I would like to express some thoughts on the broad question of U.S. national security in the post-cold war world. I believe it is time for all of us in this country, and, by default, Democrats in particular, to start to re-examine the primarily military definition of national security that currently predominates. After September 11th, President Bush’s initial military response was at least minimally appropriate, and did succeed in destroying the Al Quaeda camps in Afghanistan. However, the continuation of his aggressive military foreign policy is undermining the most basic foundation of the security of our nation, which is the respect and goodwill of ordinary people all over the world.

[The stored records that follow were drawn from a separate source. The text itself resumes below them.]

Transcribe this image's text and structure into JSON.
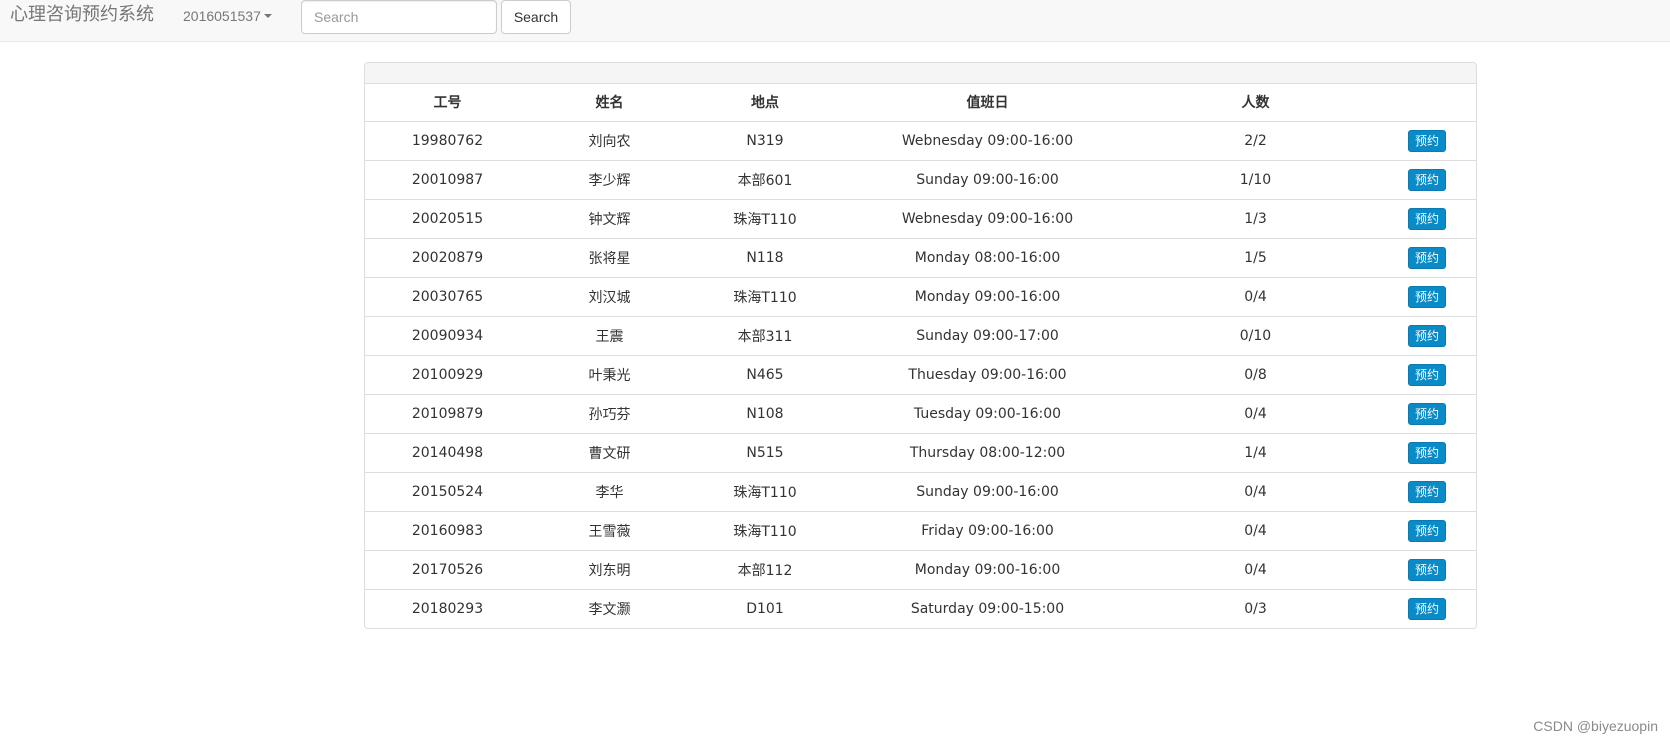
{
  "navbar": {
    "brand": "心理咨询预约系统",
    "user": "2016051537",
    "search_placeholder": "Search",
    "search_button": "Search"
  },
  "table": {
    "headers": [
      "工号",
      "姓名",
      "地点",
      "值班日",
      "人数",
      ""
    ],
    "rows": [
      {
        "id": "19980762",
        "name": "刘向农",
        "location": "N319",
        "duty": "Webnesday 09:00-16:00",
        "count": "2/2",
        "action": "预约"
      },
      {
        "id": "20010987",
        "name": "李少辉",
        "location": "本部601",
        "duty": "Sunday 09:00-16:00",
        "count": "1/10",
        "action": "预约"
      },
      {
        "id": "20020515",
        "name": "钟文辉",
        "location": "珠海T110",
        "duty": "Webnesday 09:00-16:00",
        "count": "1/3",
        "action": "预约"
      },
      {
        "id": "20020879",
        "name": "张将星",
        "location": "N118",
        "duty": "Monday 08:00-16:00",
        "count": "1/5",
        "action": "预约"
      },
      {
        "id": "20030765",
        "name": "刘汉城",
        "location": "珠海T110",
        "duty": "Monday 09:00-16:00",
        "count": "0/4",
        "action": "预约"
      },
      {
        "id": "20090934",
        "name": "王震",
        "location": "本部311",
        "duty": "Sunday 09:00-17:00",
        "count": "0/10",
        "action": "预约"
      },
      {
        "id": "20100929",
        "name": "叶秉光",
        "location": "N465",
        "duty": "Thuesday 09:00-16:00",
        "count": "0/8",
        "action": "预约"
      },
      {
        "id": "20109879",
        "name": "孙巧芬",
        "location": "N108",
        "duty": "Tuesday 09:00-16:00",
        "count": "0/4",
        "action": "预约"
      },
      {
        "id": "20140498",
        "name": "曹文研",
        "location": "N515",
        "duty": "Thursday 08:00-12:00",
        "count": "1/4",
        "action": "预约"
      },
      {
        "id": "20150524",
        "name": "李华",
        "location": "珠海T110",
        "duty": "Sunday 09:00-16:00",
        "count": "0/4",
        "action": "预约"
      },
      {
        "id": "20160983",
        "name": "王雪薇",
        "location": "珠海T110",
        "duty": "Friday 09:00-16:00",
        "count": "0/4",
        "action": "预约"
      },
      {
        "id": "20170526",
        "name": "刘东明",
        "location": "本部112",
        "duty": "Monday 09:00-16:00",
        "count": "0/4",
        "action": "预约"
      },
      {
        "id": "20180293",
        "name": "李文灏",
        "location": "D101",
        "duty": "Saturday 09:00-15:00",
        "count": "0/3",
        "action": "预约"
      }
    ]
  },
  "watermark": "CSDN @biyezuopin",
  "colors": {
    "navbar_bg": "#f8f8f8",
    "book_button": "#0a8ac6",
    "border": "#dddddd"
  }
}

While we are spending $400 billion per year on defense, we spend less than $10 billion on non-military foreign aid. No objective person could look at this and conclude that our goals are genuinely altruistic. The end of the Cold War presented us with an opportunity to work towards disarmament and peace, and we instead set out to make our country into an impregnable fortress, protected by unchallengeable military superiority and high-tech weapons. This policy was driven by our own insecurity and by a vested interest in our Cold War defense infrastructure, and it was understandable and hopefully forgivable, but it is time to admit that we have not succeeded and that this policy is morally and practically flawed.

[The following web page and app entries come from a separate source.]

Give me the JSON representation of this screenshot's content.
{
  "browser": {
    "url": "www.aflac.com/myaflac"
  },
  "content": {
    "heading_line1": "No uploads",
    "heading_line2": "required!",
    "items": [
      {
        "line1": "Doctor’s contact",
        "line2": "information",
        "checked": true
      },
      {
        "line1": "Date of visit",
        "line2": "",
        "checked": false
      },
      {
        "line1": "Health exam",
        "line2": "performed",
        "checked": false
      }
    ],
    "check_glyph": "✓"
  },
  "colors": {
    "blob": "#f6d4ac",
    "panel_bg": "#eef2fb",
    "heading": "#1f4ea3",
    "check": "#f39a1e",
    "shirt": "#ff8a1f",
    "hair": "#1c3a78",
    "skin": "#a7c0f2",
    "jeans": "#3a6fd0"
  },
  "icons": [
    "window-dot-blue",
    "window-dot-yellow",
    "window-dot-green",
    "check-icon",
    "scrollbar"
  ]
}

The realistic successful outcome of our present policy would be a world armed to the teeth and always on the brink of war, with actual wars breaking out frequently and unpredictably and with ever-increasing technological ferocity. And we would be responsible for much of this violence; we sell more weapons to developing countries than all of our competitors combined, we promote their use by our own reliance on military force, and we have undermined all international efforts to place limits on the arms trade. The notion that our country can remain safe and untouched by the destructive forces we unleash on the rest of the world is morally bankrupt, besides being simply foolish. If it were not Al Quaeda, someone else would make the point. Ultimately, we are on a collision course with the entire international community, who will sooner or later have the economic leverage to demand that we change our behavior. But even if we could succeed in such a Faustian policy, is this really the world we want?

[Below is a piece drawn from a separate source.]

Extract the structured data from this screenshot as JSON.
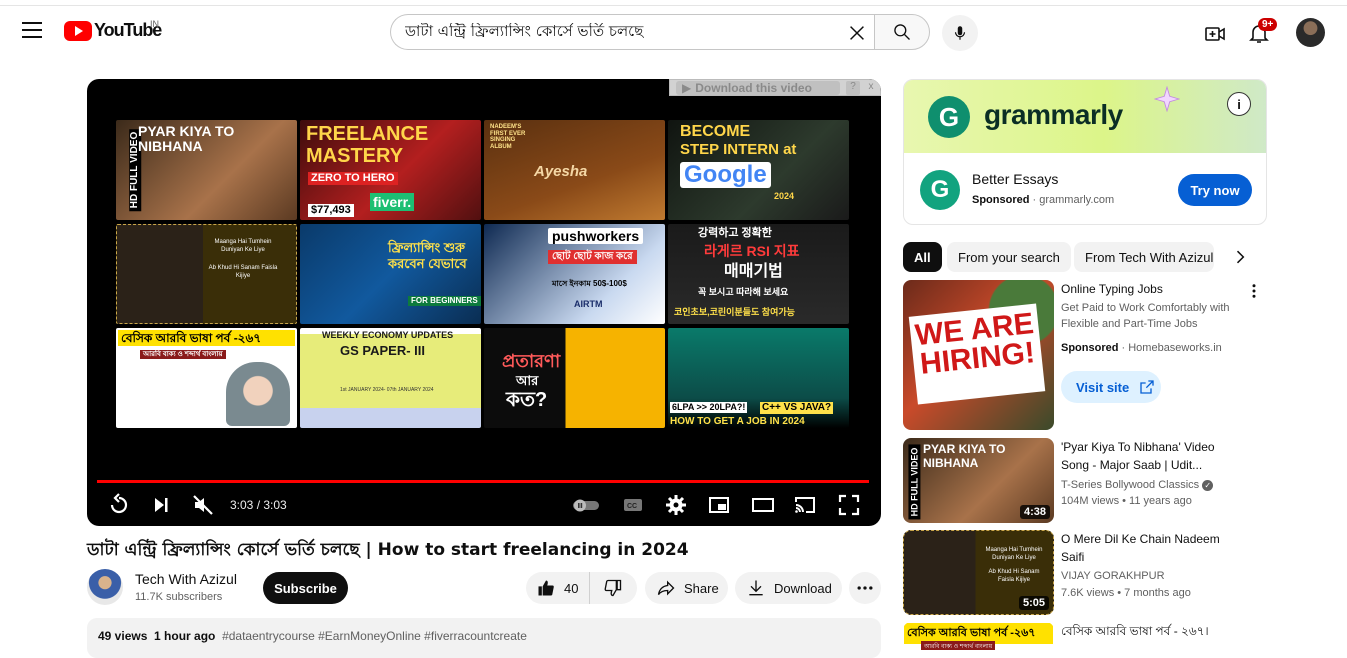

I believe that this entire policy has been morally flawed from its inception in the first Bush administration and that its practical flaws are now becoming apparent. I also believe that it is not too late to formulate a new policy that leads our country and the world towards real peace and gradual disarmament through mutual understanding and multilateralism. People all over the world have always respected and supported our country whenever it has stood up for the best in human nature, from its founding on that very principle to its stand against twentieth century totalitarianism. It is time for us to take another stand.

To translate this commitment into actual policy, we must commit ourselves to working with the international community on a wide range of issues; aid to the developing world; the International Criminal Court; weapons proliferation and disarmament; fair trade practices; the Middle East and other regional crises; as well as terrorism, whose root causes would finally be addressed by such policies. The domestic political and economic interests that would initially resist such a change would ultimately benefit from the “peace dividend” (remember the 90’s?). Our government could turn its attention and its resources to the needs of our people (such as health-care), and our companies could expand their business in a more peaceful and prosperous world.

Is it only a dream? That’s up to you and your colleagues in the Democratic Party.

Yours sincerely